B2B healthcare in the U.S.: The next frontier for digital payments
Disruption awaits an industry reliant on inefficient paper-based processes
While the world is increasingly moving toward digital payments, commercial healthcare has been slow to catch on. Nearly 85 percent of healthcare procurement, in which hospitals and healthcare providers purchase medical supplies and equipment, is paid manually via paper checks.1 This can result in significant operational inefficiencies and financial losses.
“Provider organizations need to be ready for the digital age, which means automating as many processes as possible to reduce unnecessary work and costs,” says Nasser Chanda, CEO of Paymerang, a provider of invoice and payment automation software for the healthcare industry.
Commercial payments in the healthcare industry, in fact, offer an estimated $2.9T opportunity for fintechs and financial institutions (FIs) ready to meet this demand.2 The U.S. wholesale medical supply market, which distributes dental and medical supplies and equipment, alone was projected to reach more than $268B in 2021 and to achieve a market size of more than $305B by 2026.3 Although substantial inroads have been made to automate healthcare procurement, a sizable opportunity to digitize it leaves fintechs and FIs a role to play to reduce friction and create automated procurement and receivable processes for the industry.
Disruption takes two
Healthcare fintechs have the opportunity to take the lead by innovating to improve procurement and address critical pain points, such as highly fragmented payments to small suppliers, multi-step purchase order processes, long days sales outstanding (DSO) periods and the need for healthcare-specific data to meet regulatory demands.
But fintechs can’t go it alone. They need the support and expertise of traditional FIs that can connect emerging solutions with the broader financial and payments ecosystem. Healthcare fintechs, in fact, can better facilitate payments by leveraging products and services provided by regulated FIs, such as credit and lending, card-based solutions like virtual card and traditional treasure management services.
“Visa remains very focused on the U.S. healthcare opportunity within B2B payments, one of the largest vertical opportunities in the market. We have taken an active role in engaging with the fintechs and financial institutions that are innovating and creating the solutions to meet the needs of businesses serving this industry vertical,” says Jay Darnell, Visa’s Head of North America B2B Fintech Partnerships.

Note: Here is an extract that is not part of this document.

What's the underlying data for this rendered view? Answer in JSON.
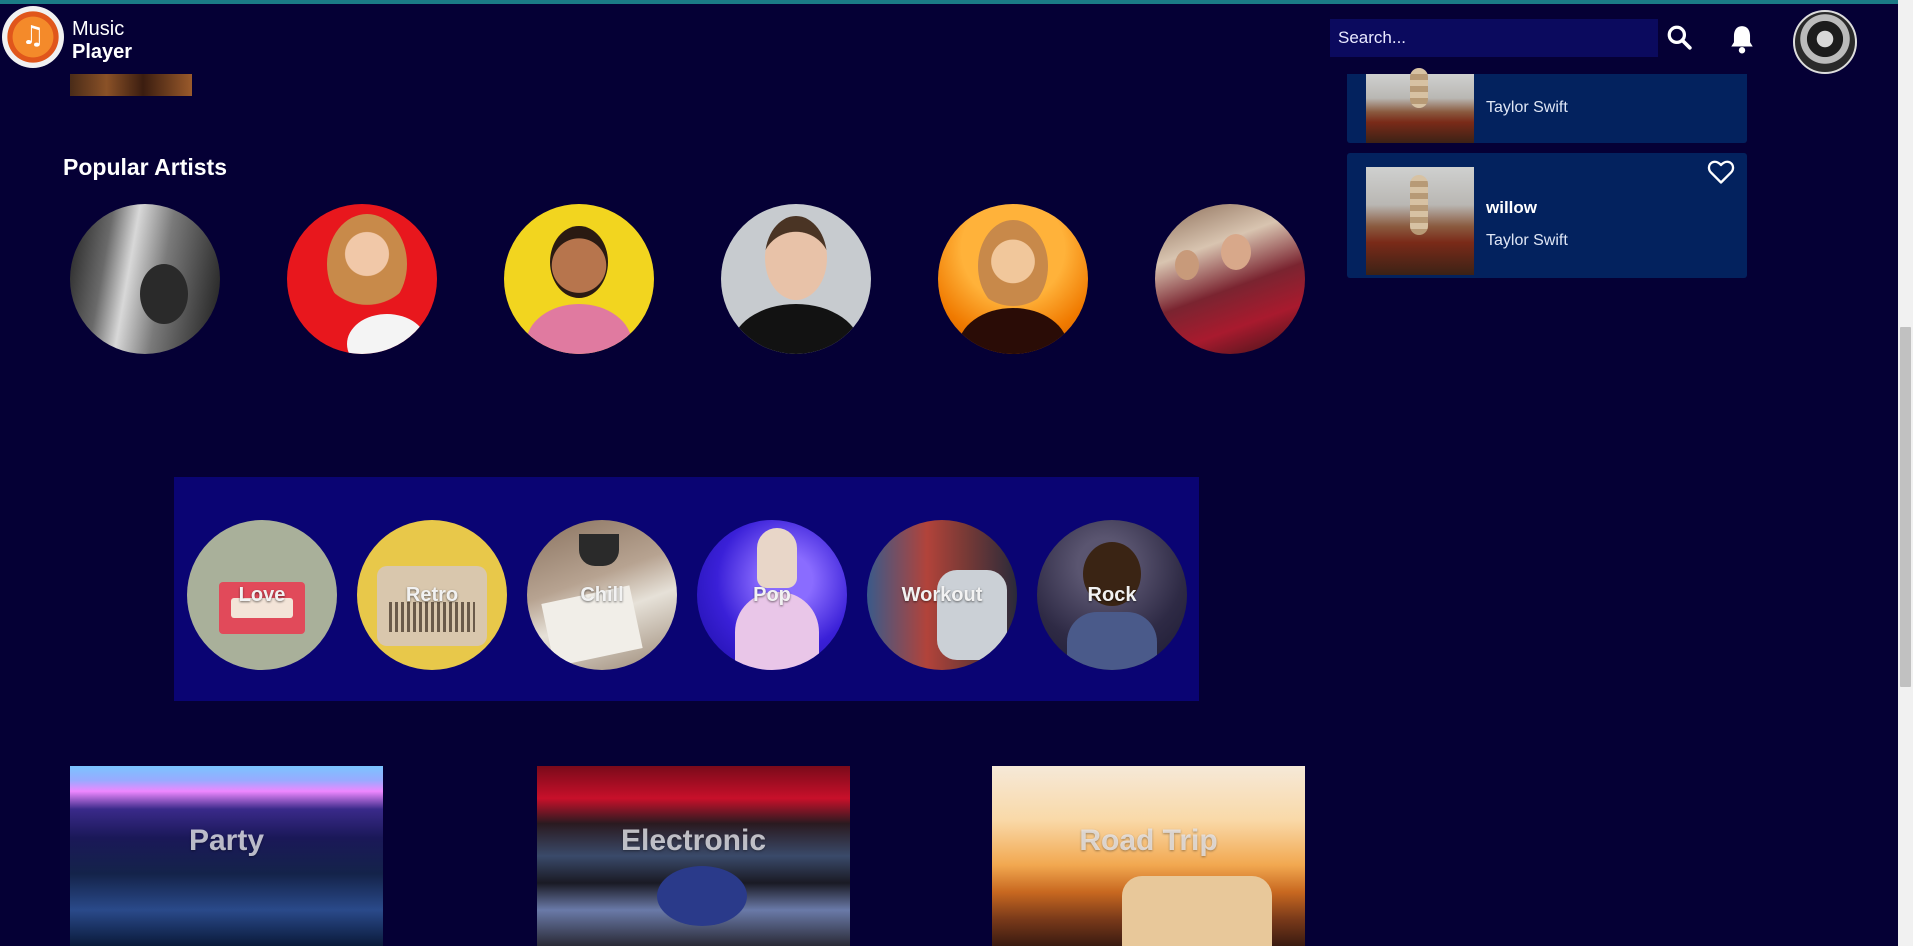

Together, healthcare fintechs and FIs are poised to disrupt the challenges of this industry with products that drive efficiencies in areas such as regulatory compliance, working capital and supply chain management.